• [Work to complete] Each line of the entries below that includes "subtitle" belongs in your answer.

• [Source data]
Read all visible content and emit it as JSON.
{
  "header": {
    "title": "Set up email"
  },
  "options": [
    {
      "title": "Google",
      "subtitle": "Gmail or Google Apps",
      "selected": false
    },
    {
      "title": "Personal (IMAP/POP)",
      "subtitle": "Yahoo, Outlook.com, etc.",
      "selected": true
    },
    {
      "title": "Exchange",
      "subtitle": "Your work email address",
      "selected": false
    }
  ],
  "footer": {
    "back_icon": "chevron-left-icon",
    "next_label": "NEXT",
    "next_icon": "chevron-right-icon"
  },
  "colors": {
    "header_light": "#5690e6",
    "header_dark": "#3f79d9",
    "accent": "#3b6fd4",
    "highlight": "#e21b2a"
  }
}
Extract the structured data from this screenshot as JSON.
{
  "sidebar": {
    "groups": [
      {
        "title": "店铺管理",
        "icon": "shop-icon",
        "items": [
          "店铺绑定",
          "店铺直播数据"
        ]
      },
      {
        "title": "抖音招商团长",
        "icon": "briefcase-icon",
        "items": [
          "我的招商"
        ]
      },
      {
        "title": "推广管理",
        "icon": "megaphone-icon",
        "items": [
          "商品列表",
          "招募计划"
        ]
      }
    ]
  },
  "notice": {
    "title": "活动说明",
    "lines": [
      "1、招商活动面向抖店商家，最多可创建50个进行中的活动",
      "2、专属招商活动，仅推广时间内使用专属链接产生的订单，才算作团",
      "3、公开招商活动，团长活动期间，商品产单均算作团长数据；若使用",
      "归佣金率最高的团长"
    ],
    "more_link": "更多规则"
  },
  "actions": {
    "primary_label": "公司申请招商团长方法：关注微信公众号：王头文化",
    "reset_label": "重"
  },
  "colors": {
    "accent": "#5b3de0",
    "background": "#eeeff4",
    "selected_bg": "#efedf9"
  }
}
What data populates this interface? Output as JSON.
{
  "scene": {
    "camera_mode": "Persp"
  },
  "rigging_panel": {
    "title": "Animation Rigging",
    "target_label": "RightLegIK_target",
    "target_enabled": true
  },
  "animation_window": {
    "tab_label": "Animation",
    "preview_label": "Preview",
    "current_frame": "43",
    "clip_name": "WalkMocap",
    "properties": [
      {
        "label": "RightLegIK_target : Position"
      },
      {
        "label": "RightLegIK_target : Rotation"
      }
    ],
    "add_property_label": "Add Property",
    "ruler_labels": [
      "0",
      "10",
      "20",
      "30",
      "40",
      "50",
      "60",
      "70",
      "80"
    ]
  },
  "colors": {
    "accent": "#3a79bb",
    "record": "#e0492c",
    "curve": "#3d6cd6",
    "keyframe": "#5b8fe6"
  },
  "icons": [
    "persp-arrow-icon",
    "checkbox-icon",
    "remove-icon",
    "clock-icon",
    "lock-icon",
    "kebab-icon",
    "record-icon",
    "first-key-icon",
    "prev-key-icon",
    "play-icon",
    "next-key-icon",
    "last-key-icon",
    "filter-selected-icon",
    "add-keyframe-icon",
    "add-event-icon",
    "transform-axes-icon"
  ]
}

• [Solution]
      "subtitle": "Gmail or Google Apps",
      "subtitle": "Yahoo, Outlook.com, etc.",
      "subtitle": "Your work email address",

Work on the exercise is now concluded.